Sales representatives, teachers and mechanics are among the nation's most sought-after workers, according to survey findings released by Manpower Inc.
by Site Staff
March 30, 2007
Milwaukee — March 30
Sales representatives, teachers and mechanics are among the nation’s most sought-after workers, according to survey findings released by Manpower Inc.
The employment services company also found 41 percent of U.S. employers are having difficulty filling positions because of a lack of available talent.
The 10 hardest-to-fill jobs, as reported by U.S. employers, are:
1. Sales representative (1)*
4. Technician (4)
5. Management/executive (10)
6. Truck driver (7)
7. Driver/delivery (7)
8. Accountant (5)
10. Machine operator
* Rank in 2006 Top 10 Hardest Jobs to Fill

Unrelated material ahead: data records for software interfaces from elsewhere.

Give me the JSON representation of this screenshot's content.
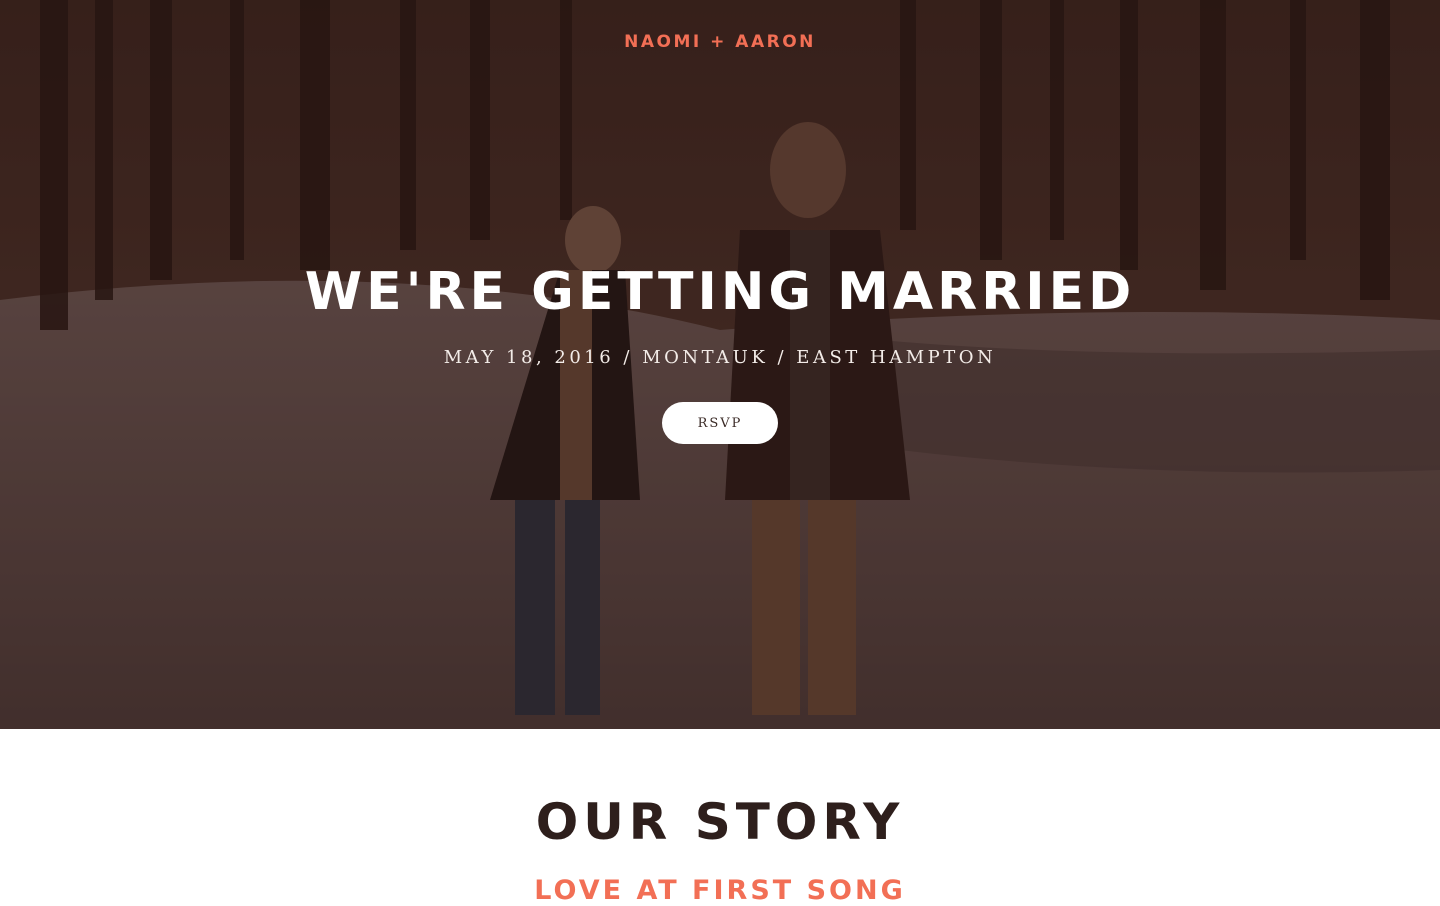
{
  "header": {
    "brand": "NAOMI + AARON"
  },
  "hero": {
    "headline": "WE'RE GETTING MARRIED",
    "details": "MAY 18, 2016 / MONTAUK / EAST HAMPTON",
    "rsvp_label": "RSVP",
    "background_image": "couple-walking-snowy-forest-photo"
  },
  "story": {
    "title": "OUR STORY",
    "subtitle": "LOVE AT FIRST SONG"
  },
  "colors": {
    "accent": "#f26f55",
    "dark_text": "#2e1f1c",
    "white": "#ffffff"
  }
}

“With the variety of positions employers are struggling to fill, it seems like job seekers should have little trouble finding work,” said Jonas Prising, Manpower North America president. “Yet, on a daily basis, we hear from clients who can’t find the right people for open positions and candidates who are struggling to get hired.
“The reality is that the talent crunch is more complex than a shortage of people. To bridge the talent gap, we must dig deeper and consider issues such as skill levels, geographic dispersion and demographics.”
Manpower surveyed more than 2,400 U.S. employers in February as a follow-up to its 2006 survey to determine which positions employers are having difficulty filling this year.
In the 2007 study, 41 percent of U.S. employers cited difficulty filling jobs. This is a slight dip from the 2006 results, when 44 percent of employers reported challenges filling open positions.
An important consideration is that this decline coincides with a gradual decrease in overall hiring sentiment and does not necessarily point toward an easing of the talent shortage.
This is supported in the Manpower Employment Outlook Survey, in which data shows employers consistently have been easing up on their hiring plans since October 2006.
Sales representatives topped the list of hardest-to-fill jobs for the second straight year, as companies rely on experienced sales staff to propel future growth.
Teachers and mechanics replaced engineers and nurses/health care workers in the second- and third-place positions this year.
“Even though some jobs fell off the top 10 list, demand for these positions still exists,” Prising said. “We know that employers are attempting to manage their talent requirements through a variety of strategies, including outsourcing, offshoring and technology, due to the fact that the pressure to meet production and financial goals remains despite talent shortages.”
As employers balance efficiency strategies with the growing difficulty of hiring the right people, many are changing their approach to hiring and retention, said Melanie Holmes, Manpower vice president of corporate affairs for North America.
“Employers are seeing more and more rejected job offers, creating a healthy competition as companies vie for top talent,” Holmes said. “As a result of this, employers are revising policies and enhancing benefits in areas as common as flexible scheduling to nontraditional offerings like take-home meals and on-site yoga classes.
“We anticipate more and increasingly creative cultural changes as companies take the steps necessary to distinguish themselves in the eyes of employees.”
The U.S. findings are part of a Manpower global study in which nearly 37,000 employers across 27 countries and territories were surveyed in January.
The survey found 41 percent of employers worldwide reported difficulty filling jobs, compared with 40 percent in the 2006 study.
Sales representatives, skilled manual trades and technicians were the hardest-to-fill job openings this year.
The survey announcement coincides with the publication of the Manpower White Paper, “Confronting the Talent Crunch: 2007.”
The white paper highlights the growing talent shortages around the world and what businesses, government and individuals should be doing to adapt their human resource strategies.